  5. ^ a b c d e Lynch, David J. (2 January 2003). "CEO pushes China's Haier as global brand". USA Today. Archived from the original on 29 January 2016. Retrieved 13 December 2009.
  6. ^ Yi, Jeannie J.; Shawn X. Ye (2003). The Haier Way. Dumont, NJ: Homa & Sekey Books. p. 163. ISBN 1-931907-01-3. Retrieved 16 December 2009.
  7. ^ a b c d "Career data of Zhang Ruimin". China Vitae. Retrieved 12 December 2009.
  8. ^ Landler, Mark (23 July 2000). "In China, a Management Maverick Builds a Brand". New York Times. Retrieved 12 December 2009.
  9. ^ Schafer, Susan (29 July 2005). "Help Wanted". Newsweek. Retrieved 12 December 2009.
  10. ^ "Zhang Ruimin, CEO, Haier Group, China". BusinessWeek. 14 June 1999. Archived from the original on 5 January 2010. Retrieved 13 December 2009.
  11. ^ a b c "A Jack Welch of communists". Newsweek. 9 May 2005. Archived from the original on 17 October 2012. Retrieved 13 December 2009.
  12. ^ "Haier Rises Through Reform and Opening Up". People's Daily. 8 August 2001. Retrieved 13 December 2009.
  13. ^ "About Haier Europe". Haier. Archived from the original on 25 December 2009. Retrieved 14 December 2009.
  14. ^ "About Haier Middle East and Africa". Haier. Archived from the original on 25 December 2009. Retrieved 14 December 2009.
  15. ^ "Smashing way to start a global business". BBC News. 22 October 2013.
  16. ^ "Haier Announces New Expansion At Its Camden Facility". Kershaw County, South Carolina. 8 March 2007. Archived from the original on 18 February 2009. Retrieved 14 December 2009.
  17. ^ a b "Biography of Zhang Ruimin". Wharton School of the University of Pennsylvania. Retrieved 12 December 2009.
  18. ^ People's Daily [dead link]
  19. ^ "首席执行官 (豆瓣)".
  20. ^ "Why did Premier Li Keqiang make a special trip to the Haier-Fischer & Paykel R&D center". 28 March 2017.
  21. ^ "NPC deputy Zhou Yunjie: The internationalization of home appliance brands must follow the brand ethos". People's Daily. 6 March 2013.
  22. ^ "Awards 2015 - Thinkers50". 27 October 2019.
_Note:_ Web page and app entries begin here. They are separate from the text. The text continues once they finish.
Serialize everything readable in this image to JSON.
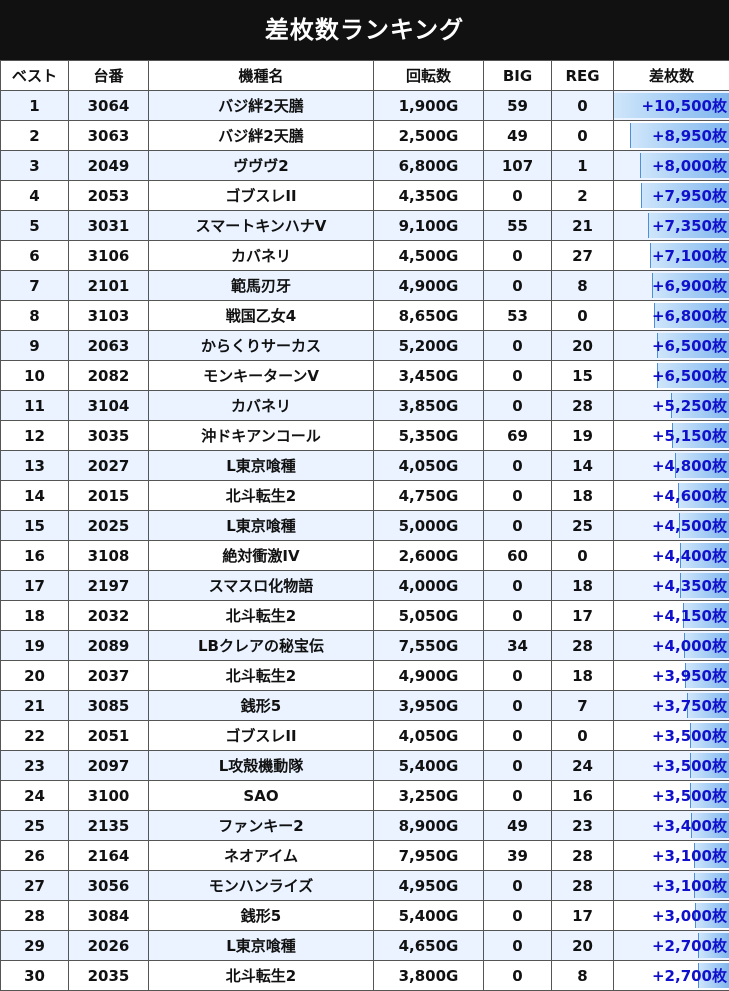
{
  "title": "差枚数ランキング",
  "headers": [
    "ベスト",
    "台番",
    "機種名",
    "回転数",
    "BIG",
    "REG",
    "差枚数"
  ],
  "max_diff": 10500,
  "rows": [
    {
      "rank": "1",
      "machine": "3064",
      "model": "バジ絆2天膳",
      "spins": "1,900G",
      "big": "59",
      "reg": "0",
      "diff": "+10,500枚",
      "diff_value": 10500
    },
    {
      "rank": "2",
      "machine": "3063",
      "model": "バジ絆2天膳",
      "spins": "2,500G",
      "big": "49",
      "reg": "0",
      "diff": "+8,950枚",
      "diff_value": 8950
    },
    {
      "rank": "3",
      "machine": "2049",
      "model": "ヴヴヴ2",
      "spins": "6,800G",
      "big": "107",
      "reg": "1",
      "diff": "+8,000枚",
      "diff_value": 8000
    },
    {
      "rank": "4",
      "machine": "2053",
      "model": "ゴブスレII",
      "spins": "4,350G",
      "big": "0",
      "reg": "2",
      "diff": "+7,950枚",
      "diff_value": 7950
    },
    {
      "rank": "5",
      "machine": "3031",
      "model": "スマートキンハナV",
      "spins": "9,100G",
      "big": "55",
      "reg": "21",
      "diff": "+7,350枚",
      "diff_value": 7350
    },
    {
      "rank": "6",
      "machine": "3106",
      "model": "カバネリ",
      "spins": "4,500G",
      "big": "0",
      "reg": "27",
      "diff": "+7,100枚",
      "diff_value": 7100
    },
    {
      "rank": "7",
      "machine": "2101",
      "model": "範馬刃牙",
      "spins": "4,900G",
      "big": "0",
      "reg": "8",
      "diff": "+6,900枚",
      "diff_value": 6900
    },
    {
      "rank": "8",
      "machine": "3103",
      "model": "戦国乙女4",
      "spins": "8,650G",
      "big": "53",
      "reg": "0",
      "diff": "+6,800枚",
      "diff_value": 6800
    },
    {
      "rank": "9",
      "machine": "2063",
      "model": "からくりサーカス",
      "spins": "5,200G",
      "big": "0",
      "reg": "20",
      "diff": "+6,500枚",
      "diff_value": 6500
    },
    {
      "rank": "10",
      "machine": "2082",
      "model": "モンキーターンV",
      "spins": "3,450G",
      "big": "0",
      "reg": "15",
      "diff": "+6,500枚",
      "diff_value": 6500
    },
    {
      "rank": "11",
      "machine": "3104",
      "model": "カバネリ",
      "spins": "3,850G",
      "big": "0",
      "reg": "28",
      "diff": "+5,250枚",
      "diff_value": 5250
    },
    {
      "rank": "12",
      "machine": "3035",
      "model": "沖ドキアンコール",
      "spins": "5,350G",
      "big": "69",
      "reg": "19",
      "diff": "+5,150枚",
      "diff_value": 5150
    },
    {
      "rank": "13",
      "machine": "2027",
      "model": "L東京喰種",
      "spins": "4,050G",
      "big": "0",
      "reg": "14",
      "diff": "+4,800枚",
      "diff_value": 4800
    },
    {
      "rank": "14",
      "machine": "2015",
      "model": "北斗転生2",
      "spins": "4,750G",
      "big": "0",
      "reg": "18",
      "diff": "+4,600枚",
      "diff_value": 4600
    },
    {
      "rank": "15",
      "machine": "2025",
      "model": "L東京喰種",
      "spins": "5,000G",
      "big": "0",
      "reg": "25",
      "diff": "+4,500枚",
      "diff_value": 4500
    },
    {
      "rank": "16",
      "machine": "3108",
      "model": "絶対衝激IV",
      "spins": "2,600G",
      "big": "60",
      "reg": "0",
      "diff": "+4,400枚",
      "diff_value": 4400
    },
    {
      "rank": "17",
      "machine": "2197",
      "model": "スマスロ化物語",
      "spins": "4,000G",
      "big": "0",
      "reg": "18",
      "diff": "+4,350枚",
      "diff_value": 4350
    },
    {
      "rank": "18",
      "machine": "2032",
      "model": "北斗転生2",
      "spins": "5,050G",
      "big": "0",
      "reg": "17",
      "diff": "+4,150枚",
      "diff_value": 4150
    },
    {
      "rank": "19",
      "machine": "2089",
      "model": "LBクレアの秘宝伝",
      "spins": "7,550G",
      "big": "34",
      "reg": "28",
      "diff": "+4,000枚",
      "diff_value": 4000
    },
    {
      "rank": "20",
      "machine": "2037",
      "model": "北斗転生2",
      "spins": "4,900G",
      "big": "0",
      "reg": "18",
      "diff": "+3,950枚",
      "diff_value": 3950
    },
    {
      "rank": "21",
      "machine": "3085",
      "model": "銭形5",
      "spins": "3,950G",
      "big": "0",
      "reg": "7",
      "diff": "+3,750枚",
      "diff_value": 3750
    },
    {
      "rank": "22",
      "machine": "2051",
      "model": "ゴブスレII",
      "spins": "4,050G",
      "big": "0",
      "reg": "0",
      "diff": "+3,500枚",
      "diff_value": 3500
    },
    {
      "rank": "23",
      "machine": "2097",
      "model": "L攻殻機動隊",
      "spins": "5,400G",
      "big": "0",
      "reg": "24",
      "diff": "+3,500枚",
      "diff_value": 3500
    },
    {
      "rank": "24",
      "machine": "3100",
      "model": "SAO",
      "spins": "3,250G",
      "big": "0",
      "reg": "16",
      "diff": "+3,500枚",
      "diff_value": 3500
    },
    {
      "rank": "25",
      "machine": "2135",
      "model": "ファンキー2",
      "spins": "8,900G",
      "big": "49",
      "reg": "23",
      "diff": "+3,400枚",
      "diff_value": 3400
    },
    {
      "rank": "26",
      "machine": "2164",
      "model": "ネオアイム",
      "spins": "7,950G",
      "big": "39",
      "reg": "28",
      "diff": "+3,100枚",
      "diff_value": 3100
    },
    {
      "rank": "27",
      "machine": "3056",
      "model": "モンハンライズ",
      "spins": "4,950G",
      "big": "0",
      "reg": "28",
      "diff": "+3,100枚",
      "diff_value": 3100
    },
    {
      "rank": "28",
      "machine": "3084",
      "model": "銭形5",
      "spins": "5,400G",
      "big": "0",
      "reg": "17",
      "diff": "+3,000枚",
      "diff_value": 3000
    },
    {
      "rank": "29",
      "machine": "2026",
      "model": "L東京喰種",
      "spins": "4,650G",
      "big": "0",
      "reg": "20",
      "diff": "+2,700枚",
      "diff_value": 2700
    },
    {
      "rank": "30",
      "machine": "2035",
      "model": "北斗転生2",
      "spins": "3,800G",
      "big": "0",
      "reg": "8",
      "diff": "+2,700枚",
      "diff_value": 2700
    }
  ]
}
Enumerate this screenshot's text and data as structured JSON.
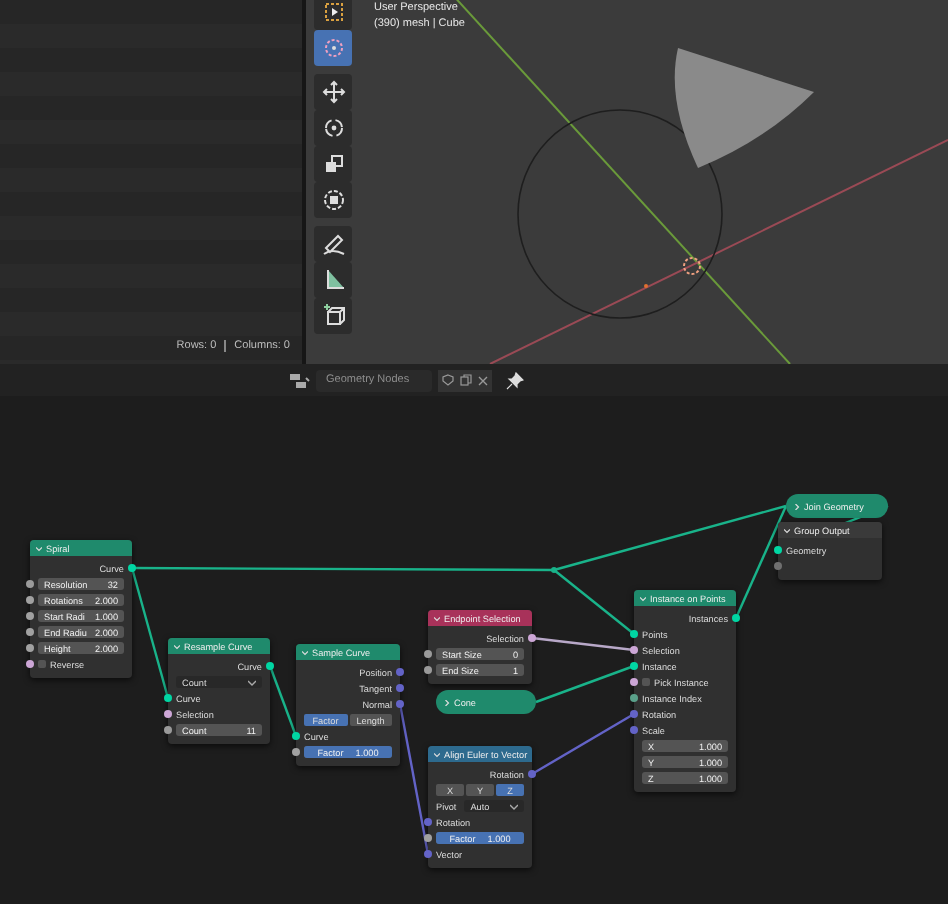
{
  "spreadsheet": {
    "rows": "Rows: 0",
    "columns": "Columns: 0"
  },
  "viewport": {
    "title": "User Perspective",
    "subtitle": "(390) mesh | Cube"
  },
  "toolbar": [
    {
      "selected": false
    },
    {
      "selected": true
    },
    {
      "selected": false
    },
    {
      "selected": false
    },
    {
      "selected": false
    },
    {
      "selected": false
    },
    {
      "selected": false
    },
    {
      "selected": false
    },
    {
      "selected": false
    }
  ],
  "editor_header": {
    "node_tree": "Geometry Nodes"
  },
  "nodes": [
    {
      "kind": "node",
      "title": "Spiral",
      "color": "#1f8a6c",
      "rows": [
        {
          "kind": "output",
          "label": "Curve",
          "color": "#00d6a3"
        },
        {
          "kind": "field",
          "label": "Resolution",
          "value": "32",
          "color": "#9a9a9a"
        },
        {
          "kind": "field",
          "label": "Rotations",
          "value": "2.000",
          "color": "#a1a1a1"
        },
        {
          "kind": "field",
          "label": "Start Radi",
          "value": "1.000",
          "color": "#a1a1a1"
        },
        {
          "kind": "field",
          "label": "End Radiu",
          "value": "2.000",
          "color": "#a1a1a1"
        },
        {
          "kind": "field",
          "label": "Height",
          "value": "2.000",
          "color": "#a1a1a1"
        },
        {
          "kind": "checkbox",
          "label": "Reverse",
          "checked": false,
          "color": "#cca6d6"
        }
      ]
    },
    {
      "kind": "node",
      "title": "Resample Curve",
      "color": "#1f8a6c",
      "rows": [
        {
          "kind": "output",
          "label": "Curve",
          "color": "#00d6a3"
        },
        {
          "kind": "dropdown",
          "value": "Count"
        },
        {
          "kind": "input",
          "label": "Curve",
          "color": "#00d6a3"
        },
        {
          "kind": "input",
          "label": "Selection",
          "color": "#cca6d6"
        },
        {
          "kind": "field",
          "label": "Count",
          "value": "11",
          "color": "#9a9a9a"
        }
      ]
    },
    {
      "kind": "node",
      "title": "Sample Curve",
      "color": "#1f8a6c",
      "rows": [
        {
          "kind": "output",
          "label": "Position",
          "color": "#6363c7"
        },
        {
          "kind": "output",
          "label": "Tangent",
          "color": "#6363c7"
        },
        {
          "kind": "output",
          "label": "Normal",
          "color": "#6363c7"
        },
        {
          "kind": "toggle",
          "options": [
            {
              "label": "Factor",
              "selected": true
            },
            {
              "label": "Length",
              "selected": false
            }
          ]
        },
        {
          "kind": "input",
          "label": "Curve",
          "color": "#00d6a3"
        },
        {
          "kind": "field",
          "label": "Factor",
          "value": "1.000",
          "level": 1,
          "color": "#a1a1a1"
        }
      ]
    },
    {
      "kind": "node",
      "title": "Endpoint Selection",
      "color": "#a8325a",
      "rows": [
        {
          "kind": "output",
          "label": "Selection",
          "color": "#cca6d6"
        },
        {
          "kind": "field",
          "label": "Start Size",
          "value": "0",
          "color": "#9a9a9a"
        },
        {
          "kind": "field",
          "label": "End Size",
          "value": "1",
          "color": "#9a9a9a"
        }
      ]
    },
    {
      "kind": "collapsed",
      "title": "Cone",
      "color": "#1f8a6c"
    },
    {
      "kind": "node",
      "title": "Align Euler to Vector",
      "color": "#2d6a8e",
      "rows": [
        {
          "kind": "output",
          "label": "Rotation",
          "color": "#6363c7"
        },
        {
          "kind": "toggle",
          "options": [
            {
              "label": "X",
              "selected": false
            },
            {
              "label": "Y",
              "selected": false
            },
            {
              "label": "Z",
              "selected": true
            }
          ]
        },
        {
          "kind": "dropdown",
          "label": "Pivot",
          "value": "Auto"
        },
        {
          "kind": "input",
          "label": "Rotation",
          "color": "#6363c7"
        },
        {
          "kind": "field",
          "label": "Factor",
          "value": "1.000",
          "level": 1,
          "color": "#a1a1a1"
        },
        {
          "kind": "input",
          "label": "Vector",
          "color": "#6363c7"
        }
      ]
    },
    {
      "kind": "node",
      "title": "Instance on Points",
      "color": "#1f8a6c",
      "rows": [
        {
          "kind": "output",
          "label": "Instances",
          "color": "#00d6a3"
        },
        {
          "kind": "input",
          "label": "Points",
          "color": "#00d6a3"
        },
        {
          "kind": "input",
          "label": "Selection",
          "color": "#cca6d6"
        },
        {
          "kind": "input",
          "label": "Instance",
          "color": "#00d6a3"
        },
        {
          "kind": "checkbox",
          "label": "Pick Instance",
          "checked": false,
          "color": "#cca6d6"
        },
        {
          "kind": "input",
          "label": "Instance Index",
          "color": "#5aa08a"
        },
        {
          "kind": "input",
          "label": "Rotation",
          "color": "#6363c7"
        },
        {
          "kind": "label",
          "label": "Scale",
          "color": "#6363c7"
        },
        {
          "kind": "field",
          "label": "X",
          "value": "1.000"
        },
        {
          "kind": "field",
          "label": "Y",
          "value": "1.000"
        },
        {
          "kind": "field",
          "label": "Z",
          "value": "1.000"
        }
      ]
    },
    {
      "kind": "collapsed",
      "title": "Join Geometry",
      "color": "#1f8a6c"
    },
    {
      "kind": "node",
      "title": "Group Output",
      "color": "#3a3a3a",
      "rows": [
        {
          "kind": "input",
          "label": "Geometry",
          "color": "#00d6a3"
        },
        {
          "kind": "empty",
          "color": "#6f6f6f"
        }
      ]
    }
  ]
}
  23. ^ "Haier holds groundbreaking ceremony of second industrial park in India". Xinhua Net. 29 March 2019. Archived from the original on 3 August 2020.
  24. ^ Haier Group's Strategy in the US Market (Report). 2003. Case Code BSTR072. Retrieved 30 January 2024 – via IBS Center for Management Research.
  25. ^ "Forbes China publishes annual list of outstanding businessmen".
  26. ^ "Chinaview: People". Xinhua. Archived from the original on 3 August 2003. Retrieved 12 December 2009.
  27. ^ "China's Most Powerful People 2009". BusinessWeek. Archived from the original on 20 November 2009. Retrieved 14 December 2009.